Sign In | Create an Account | Welcome, . My Account | Logout | Subscribe | Submit News | Home RSS

History and holiday

Estero Island Historic Society holds annual fundraiser.

December 27, 2017
Jessica Salmond - News Editor ( , Fort Myers Beach Bulletin, Fort Myers Beach Observer

As is tradition, everyone made sure to buy a bag of rum balls at the Estero Island Historic Society's annual holiday party and bake sale.

Society members gathered Dec. 16 to catch up and to invite the public to visit the historic cottage and the wealth of knowledge within it.

Much of the island's history isn't set to paper, though: it's within the minds of the historic society's oldest members.

Article Photos

Jo and Mark List and Peter Sheridan played holiday tunes.

Ted Reckwerdt lived on Fort Myers Beach for 64 years, and used to own the only plumbing business out on the island. He used to give tours at the society to show and tell people what the island was like 50 years ago.

The biggest change on the island was the rise of condominiums, Reckwerdt said. He came to the beach in 1949. Then, there were still plenty of part time residents, but they all owned beach cottages. In the 70s, the beach skyline began to change.

"People figured out it was paradise here," he said.

Penny Brown, another long-time islander, agreed with Reckwerdt: condos changed the island.

"There's always been traffic woes," Brown said. "But you used to be able to see out to the Gulf between the cottages."

Brown's second husband, Bob Brodhecker, was once a principal at the Beach School. He was responsible for getting air conditioning for the students, and also for commissioning the patriotic mural during America's 200th birthday in 1976.

She's moved off-island now, but Brown remembers living on the back bay and catching dinner off the dock.

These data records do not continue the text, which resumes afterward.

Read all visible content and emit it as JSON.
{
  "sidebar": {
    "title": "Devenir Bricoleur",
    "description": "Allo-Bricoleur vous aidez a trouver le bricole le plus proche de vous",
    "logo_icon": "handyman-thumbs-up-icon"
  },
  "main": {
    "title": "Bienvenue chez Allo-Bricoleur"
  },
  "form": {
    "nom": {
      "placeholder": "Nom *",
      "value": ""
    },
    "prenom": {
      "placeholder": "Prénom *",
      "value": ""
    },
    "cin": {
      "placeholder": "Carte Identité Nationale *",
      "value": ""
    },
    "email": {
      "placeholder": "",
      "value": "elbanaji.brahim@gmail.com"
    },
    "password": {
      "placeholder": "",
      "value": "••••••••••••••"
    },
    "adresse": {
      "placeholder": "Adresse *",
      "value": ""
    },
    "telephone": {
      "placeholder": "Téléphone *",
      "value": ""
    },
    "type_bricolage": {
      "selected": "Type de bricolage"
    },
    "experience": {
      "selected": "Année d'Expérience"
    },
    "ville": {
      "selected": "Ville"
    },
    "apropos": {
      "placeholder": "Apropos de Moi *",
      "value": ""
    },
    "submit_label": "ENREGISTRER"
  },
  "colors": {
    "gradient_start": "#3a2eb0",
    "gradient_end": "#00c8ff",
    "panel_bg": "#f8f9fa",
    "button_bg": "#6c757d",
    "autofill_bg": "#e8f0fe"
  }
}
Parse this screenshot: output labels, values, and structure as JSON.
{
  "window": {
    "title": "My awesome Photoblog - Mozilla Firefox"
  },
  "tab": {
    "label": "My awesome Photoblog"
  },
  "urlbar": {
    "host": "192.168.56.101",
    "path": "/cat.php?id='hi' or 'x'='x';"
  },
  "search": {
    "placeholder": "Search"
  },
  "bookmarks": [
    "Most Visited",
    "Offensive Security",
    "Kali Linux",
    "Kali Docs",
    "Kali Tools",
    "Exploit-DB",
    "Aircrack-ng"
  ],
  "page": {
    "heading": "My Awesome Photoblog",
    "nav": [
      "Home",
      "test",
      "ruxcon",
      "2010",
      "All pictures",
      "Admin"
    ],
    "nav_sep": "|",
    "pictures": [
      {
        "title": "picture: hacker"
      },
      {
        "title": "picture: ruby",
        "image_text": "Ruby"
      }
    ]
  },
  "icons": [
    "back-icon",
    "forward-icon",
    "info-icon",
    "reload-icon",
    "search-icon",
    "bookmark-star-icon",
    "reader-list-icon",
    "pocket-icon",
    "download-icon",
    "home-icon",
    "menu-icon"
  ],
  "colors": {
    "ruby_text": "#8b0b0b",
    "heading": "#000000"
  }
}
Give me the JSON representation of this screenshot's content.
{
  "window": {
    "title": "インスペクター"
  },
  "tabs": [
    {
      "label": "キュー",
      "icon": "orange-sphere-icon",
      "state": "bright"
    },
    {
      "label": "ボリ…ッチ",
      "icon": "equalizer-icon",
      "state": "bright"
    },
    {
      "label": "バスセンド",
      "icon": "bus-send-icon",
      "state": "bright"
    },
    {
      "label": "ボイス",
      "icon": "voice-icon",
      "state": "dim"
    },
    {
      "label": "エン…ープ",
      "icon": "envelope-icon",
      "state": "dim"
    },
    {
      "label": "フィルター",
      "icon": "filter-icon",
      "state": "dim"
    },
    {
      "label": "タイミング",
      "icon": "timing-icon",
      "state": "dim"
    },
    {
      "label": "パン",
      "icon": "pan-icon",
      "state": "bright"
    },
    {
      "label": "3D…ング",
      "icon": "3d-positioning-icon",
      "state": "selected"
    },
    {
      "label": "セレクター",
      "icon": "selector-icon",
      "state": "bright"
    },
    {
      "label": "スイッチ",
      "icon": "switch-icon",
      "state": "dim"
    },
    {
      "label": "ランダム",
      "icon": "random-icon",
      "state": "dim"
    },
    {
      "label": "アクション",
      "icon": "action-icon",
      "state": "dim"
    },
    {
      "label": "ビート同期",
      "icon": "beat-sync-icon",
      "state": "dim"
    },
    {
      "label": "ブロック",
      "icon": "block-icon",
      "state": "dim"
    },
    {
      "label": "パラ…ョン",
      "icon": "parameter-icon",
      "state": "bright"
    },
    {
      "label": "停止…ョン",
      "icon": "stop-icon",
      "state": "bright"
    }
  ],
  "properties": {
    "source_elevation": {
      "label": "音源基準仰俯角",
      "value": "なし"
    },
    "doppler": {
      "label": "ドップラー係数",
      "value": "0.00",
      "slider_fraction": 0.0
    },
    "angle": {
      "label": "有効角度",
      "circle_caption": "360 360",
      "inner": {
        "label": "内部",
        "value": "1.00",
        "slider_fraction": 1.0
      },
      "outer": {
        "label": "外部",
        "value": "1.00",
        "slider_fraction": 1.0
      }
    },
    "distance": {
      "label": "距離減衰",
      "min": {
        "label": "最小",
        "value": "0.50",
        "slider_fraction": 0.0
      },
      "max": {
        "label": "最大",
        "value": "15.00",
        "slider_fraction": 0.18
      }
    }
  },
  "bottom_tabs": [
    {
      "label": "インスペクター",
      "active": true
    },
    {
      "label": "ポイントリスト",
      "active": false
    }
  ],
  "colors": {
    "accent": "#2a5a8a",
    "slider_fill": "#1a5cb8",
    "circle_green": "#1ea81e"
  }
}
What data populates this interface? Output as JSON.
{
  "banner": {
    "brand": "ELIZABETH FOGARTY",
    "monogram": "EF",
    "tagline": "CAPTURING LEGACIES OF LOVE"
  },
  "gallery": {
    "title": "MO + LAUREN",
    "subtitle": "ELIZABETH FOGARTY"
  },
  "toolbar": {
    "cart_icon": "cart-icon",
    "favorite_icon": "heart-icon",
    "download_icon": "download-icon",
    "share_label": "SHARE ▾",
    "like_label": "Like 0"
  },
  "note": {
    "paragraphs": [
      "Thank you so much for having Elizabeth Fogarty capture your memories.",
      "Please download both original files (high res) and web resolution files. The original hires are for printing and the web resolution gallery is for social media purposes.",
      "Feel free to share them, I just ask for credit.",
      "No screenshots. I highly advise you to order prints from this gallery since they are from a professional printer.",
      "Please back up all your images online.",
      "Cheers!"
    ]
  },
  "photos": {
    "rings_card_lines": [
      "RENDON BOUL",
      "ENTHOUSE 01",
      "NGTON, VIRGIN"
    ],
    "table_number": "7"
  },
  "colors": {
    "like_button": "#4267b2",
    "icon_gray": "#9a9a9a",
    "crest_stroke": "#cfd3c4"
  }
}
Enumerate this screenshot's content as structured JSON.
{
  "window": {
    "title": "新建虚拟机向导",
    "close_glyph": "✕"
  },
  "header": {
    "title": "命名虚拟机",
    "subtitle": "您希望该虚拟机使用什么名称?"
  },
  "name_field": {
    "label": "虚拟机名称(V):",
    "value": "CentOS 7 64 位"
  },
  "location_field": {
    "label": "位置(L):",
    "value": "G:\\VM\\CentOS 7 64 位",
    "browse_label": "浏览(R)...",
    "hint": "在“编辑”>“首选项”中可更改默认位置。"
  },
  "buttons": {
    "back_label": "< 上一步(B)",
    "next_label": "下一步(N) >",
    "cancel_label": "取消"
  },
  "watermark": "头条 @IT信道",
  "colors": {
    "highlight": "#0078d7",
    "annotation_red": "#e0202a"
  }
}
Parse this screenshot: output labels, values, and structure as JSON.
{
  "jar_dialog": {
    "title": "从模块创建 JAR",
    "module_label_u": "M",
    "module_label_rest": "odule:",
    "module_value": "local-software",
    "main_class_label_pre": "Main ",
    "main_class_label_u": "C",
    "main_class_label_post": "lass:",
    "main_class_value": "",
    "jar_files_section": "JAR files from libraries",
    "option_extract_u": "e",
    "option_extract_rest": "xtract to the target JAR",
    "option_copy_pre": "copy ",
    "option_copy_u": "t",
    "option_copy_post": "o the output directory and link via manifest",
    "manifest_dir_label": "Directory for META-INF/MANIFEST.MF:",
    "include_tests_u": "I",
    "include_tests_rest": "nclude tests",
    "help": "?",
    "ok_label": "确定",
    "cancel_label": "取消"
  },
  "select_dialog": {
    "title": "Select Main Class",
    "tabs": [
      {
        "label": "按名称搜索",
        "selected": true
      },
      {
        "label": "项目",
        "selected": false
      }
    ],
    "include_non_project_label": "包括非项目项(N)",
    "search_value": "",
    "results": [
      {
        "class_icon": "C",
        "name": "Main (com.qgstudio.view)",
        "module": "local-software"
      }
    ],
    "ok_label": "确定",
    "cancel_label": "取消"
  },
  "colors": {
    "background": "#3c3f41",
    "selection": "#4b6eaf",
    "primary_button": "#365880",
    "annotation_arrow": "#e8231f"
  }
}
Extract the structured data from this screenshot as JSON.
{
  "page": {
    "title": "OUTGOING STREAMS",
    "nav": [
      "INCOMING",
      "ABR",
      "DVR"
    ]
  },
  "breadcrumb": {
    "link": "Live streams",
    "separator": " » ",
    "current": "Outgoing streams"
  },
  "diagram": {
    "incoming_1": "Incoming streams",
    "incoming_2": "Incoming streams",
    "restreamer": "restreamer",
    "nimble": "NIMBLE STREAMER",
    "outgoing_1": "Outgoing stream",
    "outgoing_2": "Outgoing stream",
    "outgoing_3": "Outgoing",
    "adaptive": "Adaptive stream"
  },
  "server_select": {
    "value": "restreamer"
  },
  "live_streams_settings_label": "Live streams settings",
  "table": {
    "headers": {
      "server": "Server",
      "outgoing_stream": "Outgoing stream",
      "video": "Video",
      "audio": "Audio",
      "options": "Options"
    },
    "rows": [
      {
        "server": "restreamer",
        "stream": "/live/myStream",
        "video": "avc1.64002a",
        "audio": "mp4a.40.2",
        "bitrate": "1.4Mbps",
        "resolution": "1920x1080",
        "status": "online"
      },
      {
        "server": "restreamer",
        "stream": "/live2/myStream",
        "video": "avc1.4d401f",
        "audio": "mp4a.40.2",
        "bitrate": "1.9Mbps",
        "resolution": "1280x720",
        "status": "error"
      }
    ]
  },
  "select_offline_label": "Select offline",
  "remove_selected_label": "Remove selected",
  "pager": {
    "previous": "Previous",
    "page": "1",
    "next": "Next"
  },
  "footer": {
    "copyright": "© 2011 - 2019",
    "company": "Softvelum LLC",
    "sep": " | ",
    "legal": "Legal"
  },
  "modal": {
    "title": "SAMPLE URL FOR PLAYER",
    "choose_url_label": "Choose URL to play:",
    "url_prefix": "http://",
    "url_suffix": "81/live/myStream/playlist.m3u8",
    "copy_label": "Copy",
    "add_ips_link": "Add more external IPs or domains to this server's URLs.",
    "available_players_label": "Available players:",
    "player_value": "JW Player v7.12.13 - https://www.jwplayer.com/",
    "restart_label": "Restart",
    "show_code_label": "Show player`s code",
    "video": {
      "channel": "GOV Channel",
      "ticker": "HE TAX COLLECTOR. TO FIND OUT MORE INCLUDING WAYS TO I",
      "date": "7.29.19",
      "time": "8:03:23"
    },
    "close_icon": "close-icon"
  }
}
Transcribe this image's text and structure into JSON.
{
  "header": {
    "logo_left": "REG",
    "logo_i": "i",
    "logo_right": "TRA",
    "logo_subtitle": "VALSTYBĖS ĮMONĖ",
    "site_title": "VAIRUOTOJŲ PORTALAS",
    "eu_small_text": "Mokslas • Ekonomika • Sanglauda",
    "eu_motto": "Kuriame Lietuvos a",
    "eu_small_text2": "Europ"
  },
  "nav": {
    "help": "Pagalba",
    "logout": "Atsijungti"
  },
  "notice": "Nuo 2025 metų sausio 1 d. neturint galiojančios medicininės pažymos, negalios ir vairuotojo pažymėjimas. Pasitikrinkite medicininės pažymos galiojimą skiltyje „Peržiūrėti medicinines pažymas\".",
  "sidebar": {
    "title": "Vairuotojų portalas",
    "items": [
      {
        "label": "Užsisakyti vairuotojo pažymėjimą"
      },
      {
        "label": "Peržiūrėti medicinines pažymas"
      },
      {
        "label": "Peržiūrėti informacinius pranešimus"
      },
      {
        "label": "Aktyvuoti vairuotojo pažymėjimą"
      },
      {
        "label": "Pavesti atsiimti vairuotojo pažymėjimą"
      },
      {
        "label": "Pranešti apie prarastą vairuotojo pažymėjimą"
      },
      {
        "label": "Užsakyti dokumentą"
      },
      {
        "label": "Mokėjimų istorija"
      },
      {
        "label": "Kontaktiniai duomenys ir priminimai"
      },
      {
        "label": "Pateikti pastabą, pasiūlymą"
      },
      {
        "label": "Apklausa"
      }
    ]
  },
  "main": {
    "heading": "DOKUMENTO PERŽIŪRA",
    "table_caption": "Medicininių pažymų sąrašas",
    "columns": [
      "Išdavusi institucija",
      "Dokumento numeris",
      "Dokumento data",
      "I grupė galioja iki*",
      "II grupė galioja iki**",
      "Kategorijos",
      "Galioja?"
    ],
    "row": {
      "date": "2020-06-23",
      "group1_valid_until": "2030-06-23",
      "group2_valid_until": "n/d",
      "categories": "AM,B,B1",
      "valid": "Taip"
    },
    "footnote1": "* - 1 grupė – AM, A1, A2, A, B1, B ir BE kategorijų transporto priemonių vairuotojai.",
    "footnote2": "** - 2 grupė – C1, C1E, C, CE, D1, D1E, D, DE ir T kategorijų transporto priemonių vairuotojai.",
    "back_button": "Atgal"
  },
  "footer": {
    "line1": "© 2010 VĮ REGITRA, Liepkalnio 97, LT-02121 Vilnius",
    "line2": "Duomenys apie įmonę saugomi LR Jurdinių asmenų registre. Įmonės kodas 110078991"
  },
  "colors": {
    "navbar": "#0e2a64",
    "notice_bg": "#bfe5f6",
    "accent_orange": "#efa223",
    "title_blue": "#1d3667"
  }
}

During the holiday party, members also hung a plaque in honor of Pauline Onyx, whom the society awarded the group's first Philanthropy Award. Reckwerdt said Onyx owned a home on Gulf Beach Drive, but often traveled, and then moved near the fire station on Voorhis Drive. She joined the historic society, but only attended a few meetings. At some point she moved away, and then died, but no one on the beach knew that. Then, two or three years later, the historic society began leaving checks from her estate, and Fran Santini and Reckwedt were the only two who knew who Onyx was. The woman had left a sizeable donation to the society in her will.

"We didn't have to do a lot of fundraising in recent years because of her donation," he said. "Before, we were working hand to mouth. Without her, we would be in dire needs."



I am looking for:
News, Blogs & Events Web